Records from a dataset
------
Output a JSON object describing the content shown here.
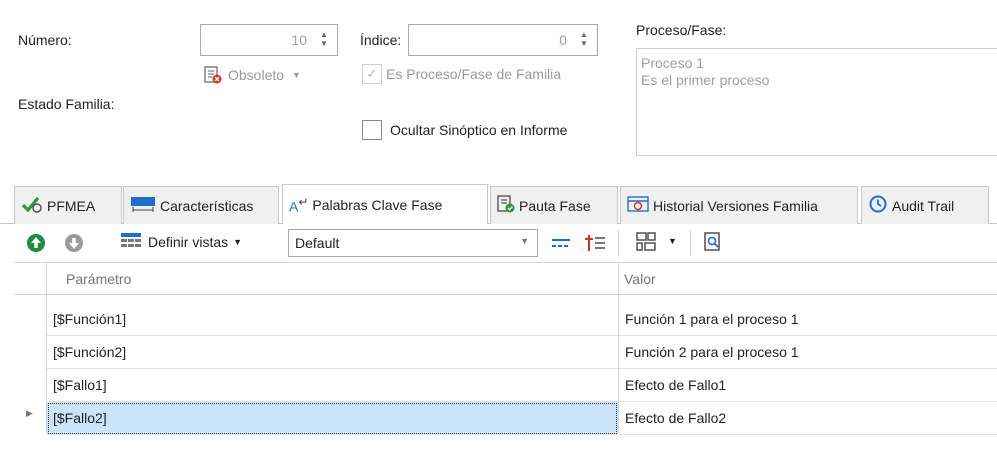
{
  "form": {
    "numero_label": "Número:",
    "numero_value": "10",
    "indice_label": "Índice:",
    "indice_value": "0",
    "estado_value": "Obsoleto",
    "es_proceso_label": "Es Proceso/Fase de Familia",
    "estado_familia_label": "Estado Familia:",
    "ocultar_label": "Ocultar Sinóptico en Informe",
    "proceso_label": "Proceso/Fase:",
    "proceso_line1": "Proceso 1",
    "proceso_line2": "Es el primer proceso"
  },
  "tabs": [
    {
      "label": "PFMEA",
      "icon": "pfmea-icon"
    },
    {
      "label": "Características",
      "icon": "characteristics-icon"
    },
    {
      "label": "Palabras Clave Fase",
      "icon": "keywords-icon",
      "active": true
    },
    {
      "label": "Pauta Fase",
      "icon": "checklist-icon"
    },
    {
      "label": "Historial Versiones Familia",
      "icon": "history-icon"
    },
    {
      "label": "Audit Trail",
      "icon": "audit-trail-icon"
    }
  ],
  "toolbar": {
    "definir_vistas_label": "Definir vistas",
    "view_combo_value": "Default"
  },
  "grid": {
    "headers": [
      "Parámetro",
      "Valor"
    ],
    "rows": [
      {
        "param": "[$Función1]",
        "valor": "Función 1 para el proceso 1"
      },
      {
        "param": "[$Función2]",
        "valor": "Función 2 para el proceso 1"
      },
      {
        "param": "[$Fallo1]",
        "valor": "Efecto de Fallo1"
      },
      {
        "param": "[$Fallo2]",
        "valor": "Efecto de Fallo2"
      }
    ]
  },
  "colors": {
    "selected_row": "#cce4f7",
    "green_up": "#1e8e3e",
    "grey_down": "#9a9a9a",
    "accent_blue": "#1f6fd1"
  }
}
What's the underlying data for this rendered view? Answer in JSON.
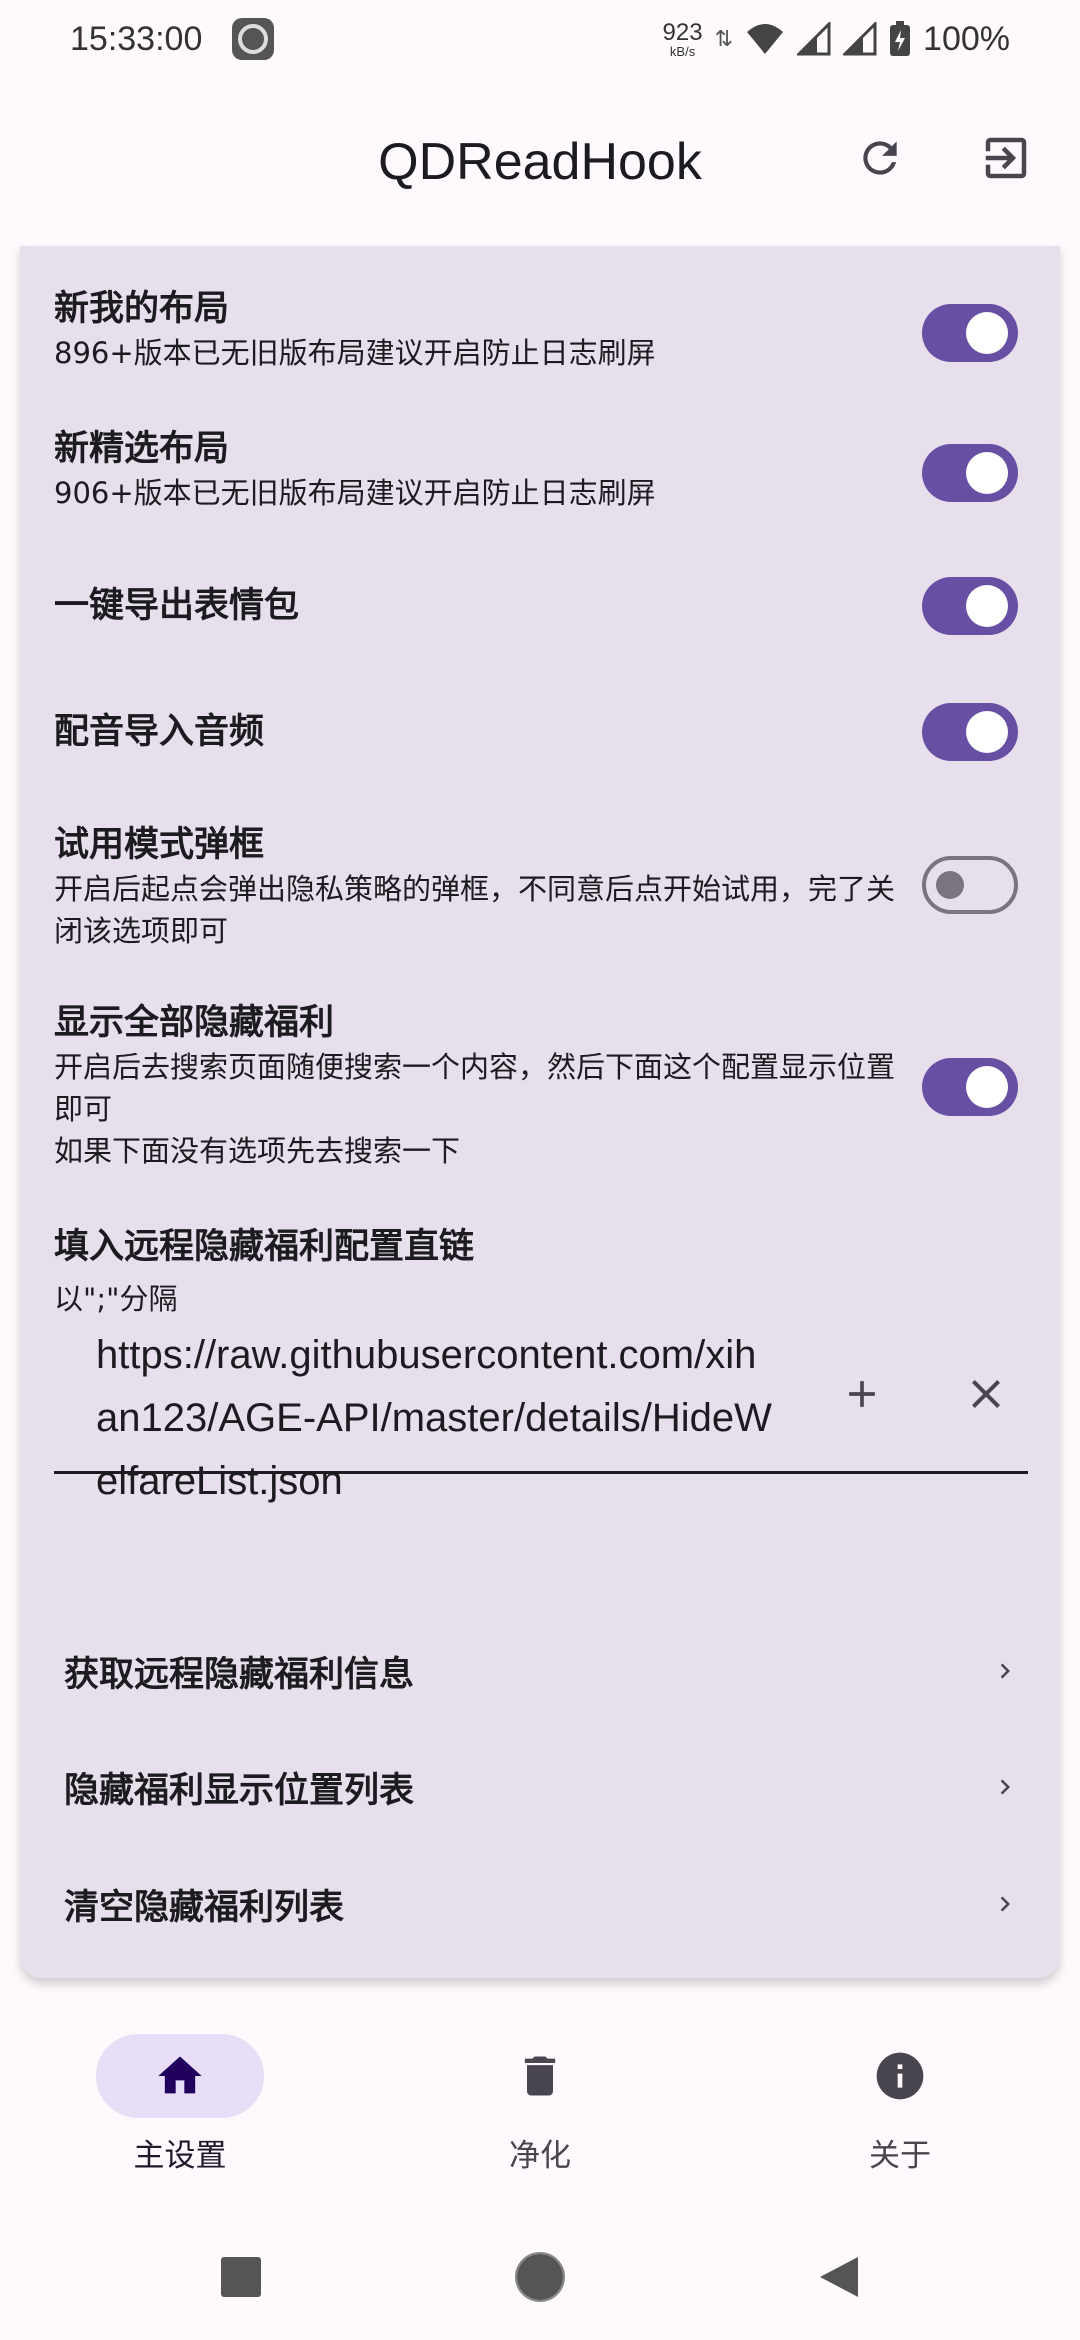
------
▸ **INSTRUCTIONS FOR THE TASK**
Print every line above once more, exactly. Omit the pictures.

▸ **RESULT OF THIS EXERCISE**
Output a JSON object describing the content shown here.
{
  "form": {
    "numero_label": "Número:",
    "numero_value": "10",
    "indice_label": "Índice:",
    "indice_value": "0",
    "estado_value": "Obsoleto",
    "es_proceso_label": "Es Proceso/Fase de Familia",
    "estado_familia_label": "Estado Familia:",
    "ocultar_label": "Ocultar Sinóptico en Informe",
    "proceso_label": "Proceso/Fase:",
    "proceso_line1": "Proceso 1",
    "proceso_line2": "Es el primer proceso"
  },
  "tabs": [
    {
      "label": "PFMEA",
      "icon": "pfmea-icon"
    },
    {
      "label": "Características",
      "icon": "characteristics-icon"
    },
    {
      "label": "Palabras Clave Fase",
      "icon": "keywords-icon",
      "active": true
    },
    {
      "label": "Pauta Fase",
      "icon": "checklist-icon"
    },
    {
      "label": "Historial Versiones Familia",
      "icon": "history-icon"
    },
    {
      "label": "Audit Trail",
      "icon": "audit-trail-icon"
    }
  ],
  "toolbar": {
    "definir_vistas_label": "Definir vistas",
    "view_combo_value": "Default"
  },
  "grid": {
    "headers": [
      "Parámetro",
      "Valor"
    ],
    "rows": [
      {
        "param": "[$Función1]",
        "valor": "Función 1 para el proceso 1"
      },
      {
        "param": "[$Función2]",
        "valor": "Función 2 para el proceso 1"
      },
      {
        "param": "[$Fallo1]",
        "valor": "Efecto de Fallo1"
      },
      {
        "param": "[$Fallo2]",
        "valor": "Efecto de Fallo2"
      }
    ]
  },
  "colors": {
    "selected_row": "#cce4f7",
    "green_up": "#1e8e3e",
    "grey_down": "#9a9a9a",
    "accent_blue": "#1f6fd1"
  }
}
What's the underlying data for this rendered view? Answer in JSON.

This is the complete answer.